President Trump is moving pretty fast, doing things and undoing things that he has direct control over in our federal government. Some I like, some not so much. However, it’s his prerogative and all his predecessors have done exactly the same thing.
As far as I’m concerned the jury is out on Trump. Time will tell whether he’s an effective president or not. But the criticism of him seems withering and, understandably, backs him and his administration into a corner. They become defensive and hence we now have something called “alternative facts;” their way of explaining their position.
Actually, I don’t care if President Obama’s inauguration was bigger than Trumps. It certainly doesn’t deserve the attention the media is giving it, or, for that matter, Trump and his detracters are giving it. In physical attendance I’m sure Obama’s inauguration was bigger. The media has worn us out proving it with comparable pictures of the National Mall. Obama made history. He broke the color barrier, and that in itself generated a much larger than usual crowd. But the Trump camp argues that with the Internet, 24-hour news and social media like we have this day and time, people from all around the world watched his inauguration. My question is, “Who cares?” This is a non-issue.
The popular vote is another point pounded on by the media and anti-Trumpers that’s a non-issue. It really is irrelevant who had the most votes with the system we use to elect our president. It’s happened before and it will happen again, unless we tamper with our election process, which could lead to some serious, unintended consequences.
But Trump is equally bad in arguing he did win the popular vote when you subtract, as he claims, all those who voted illegally.
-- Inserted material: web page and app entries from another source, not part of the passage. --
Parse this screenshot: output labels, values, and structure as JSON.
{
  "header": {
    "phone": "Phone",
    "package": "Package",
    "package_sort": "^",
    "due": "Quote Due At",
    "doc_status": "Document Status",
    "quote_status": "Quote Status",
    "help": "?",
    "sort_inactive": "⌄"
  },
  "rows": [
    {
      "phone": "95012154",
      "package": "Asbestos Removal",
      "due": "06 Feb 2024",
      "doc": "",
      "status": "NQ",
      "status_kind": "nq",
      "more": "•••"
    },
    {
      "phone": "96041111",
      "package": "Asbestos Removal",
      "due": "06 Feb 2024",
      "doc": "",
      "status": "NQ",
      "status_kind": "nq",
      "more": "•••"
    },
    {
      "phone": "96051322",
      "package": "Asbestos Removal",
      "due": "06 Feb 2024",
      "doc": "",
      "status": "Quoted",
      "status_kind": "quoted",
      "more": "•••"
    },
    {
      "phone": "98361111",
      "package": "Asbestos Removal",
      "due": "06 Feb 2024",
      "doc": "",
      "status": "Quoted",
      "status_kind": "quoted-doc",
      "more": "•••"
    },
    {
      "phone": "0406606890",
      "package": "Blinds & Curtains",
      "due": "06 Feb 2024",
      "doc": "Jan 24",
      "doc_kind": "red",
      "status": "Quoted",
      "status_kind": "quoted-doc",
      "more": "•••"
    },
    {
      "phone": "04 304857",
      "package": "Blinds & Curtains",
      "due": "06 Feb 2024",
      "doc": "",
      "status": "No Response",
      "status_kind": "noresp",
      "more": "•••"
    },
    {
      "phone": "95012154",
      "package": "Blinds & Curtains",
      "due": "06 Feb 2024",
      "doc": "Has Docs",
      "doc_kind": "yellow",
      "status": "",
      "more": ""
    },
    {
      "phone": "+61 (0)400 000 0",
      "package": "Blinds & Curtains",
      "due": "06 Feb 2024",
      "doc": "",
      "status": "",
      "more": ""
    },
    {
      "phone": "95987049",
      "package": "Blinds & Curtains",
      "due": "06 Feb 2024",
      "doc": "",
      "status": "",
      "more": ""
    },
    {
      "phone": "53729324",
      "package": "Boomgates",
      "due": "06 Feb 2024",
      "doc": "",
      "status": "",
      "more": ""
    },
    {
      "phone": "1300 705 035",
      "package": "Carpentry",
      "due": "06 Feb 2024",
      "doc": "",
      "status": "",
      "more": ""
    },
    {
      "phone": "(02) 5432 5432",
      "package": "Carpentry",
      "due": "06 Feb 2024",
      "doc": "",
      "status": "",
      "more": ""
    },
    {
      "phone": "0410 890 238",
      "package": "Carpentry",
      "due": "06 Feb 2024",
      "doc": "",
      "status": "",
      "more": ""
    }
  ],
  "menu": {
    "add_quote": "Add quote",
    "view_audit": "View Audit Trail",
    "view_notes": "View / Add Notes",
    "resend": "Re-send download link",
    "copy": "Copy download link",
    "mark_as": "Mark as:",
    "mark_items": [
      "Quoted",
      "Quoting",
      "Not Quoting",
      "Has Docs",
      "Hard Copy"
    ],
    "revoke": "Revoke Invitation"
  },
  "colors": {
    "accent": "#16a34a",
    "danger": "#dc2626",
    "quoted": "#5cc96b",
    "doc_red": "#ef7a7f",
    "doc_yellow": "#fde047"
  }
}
Trump is not your typical president. He’s thin-skinned; he utilizes social media to make his point and publicly chastises those who criticize him. He has no foreign policy experience and lacks knowledge on domestic affairs as well.
But he’s surrounding himself with very successful people who obviously are not in it for the money. Money is not important to them. No, they are in it for a different reason.
It could be ego or power, but I want to believe these people sincerely want to do something good for their country, to leave a legacy other than their abilities to run mega-corporations and make billions of bucks. Call me an optimist.
Democrats and all those who are agonizing over Trump’s presidency and fear the loss of hard fought issues during the next four years should have taken his candidacy more seriously when it counted. Women are marching because they feel their rights are being threatened. But half the women voters in the country voted for Trump. Of the two million women marchers, and all the protesters during Trump’s inauguration weekend, I wonder how many actually voted.
In my opinion, the Democratic Party lost the election because it caters to two extremes, the very rich and the very poor. They ignore the enormous middle class that exists between these two extremes: the NASCAR fans, the Duck Dynasty-watchers, the everyday Joe and Susie Schmoe who work hard to support their family. That’s where Trump stepped in. They are the voters who put him over the top. They are who the Democrats need to get in touch with again.
So, we need to all calm down, and instead of agonizing over a president who takes everything personally, we need to see where the country is headed first. Because as upset as you may get about his policymaking, there is always someone who is just as pleased.
To the victor go the spoils. Clinton supporters need to accept that. In four years we’ll do it all over again.